According to CNN, a staffing shortage at Heathrow Airport in London has caused a service meltdown in recent weeks. Airport officials responded to the cancelled flights and massive lost baggage complaints by telling airlines that they must limit the number of passengers at the airport to 100,000 a day.
So, Delta Airlines figured out a way to get the lost bags out of the airport, even though it couldn't take more passengers. The airline used an empty Airbus A330-200 to retrieve the lost bags.
"Delta teams worked a creative solution to move delayed checked bags from London-Heathrow on July 11 after a regularly scheduled flight had to be cancelled given airport passenger volume restrictions at Heathrow," the airlines said in a statement as per CNN.
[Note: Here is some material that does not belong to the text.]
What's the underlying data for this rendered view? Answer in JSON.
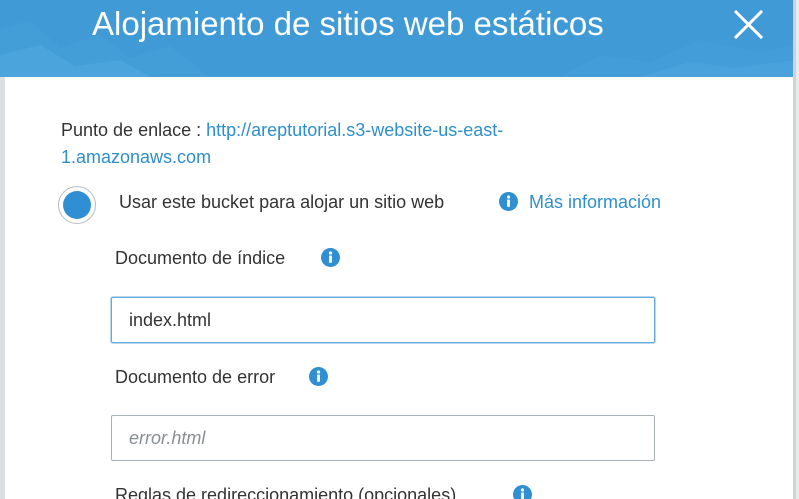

"Delta flight 9888 from Heathrow to Delta's Detroit hub flew 1,000 bags back to the United States, where teams then forwarded the bags on to our customers," it added.
Delta's A330-200 aircraft can accommodate up to 406 passengers, and it typically carries 210 and 250 passengers. The airline noted that even though it was a passenger-free flight, the bags flew where they usually do - in the aircraft's designated baggage bins, not the passenger cabins.
Meanwhile, Heathrow airport has struggled to keep up with bags over the past few weeks because of understaffing and a surge in travel. The crisis has led baggage to pile up after some passengers were forced to leave the terminals without their luggage.
Last month, a video showing hundreds of suitcases lying on the floor at Heathrow Airport also surfaced online. Frustrated passengers posted photos and videos of the chaotic sea of baggage on social media. Some users even claimed that there was a two-hour delay in reclaiming their baggage.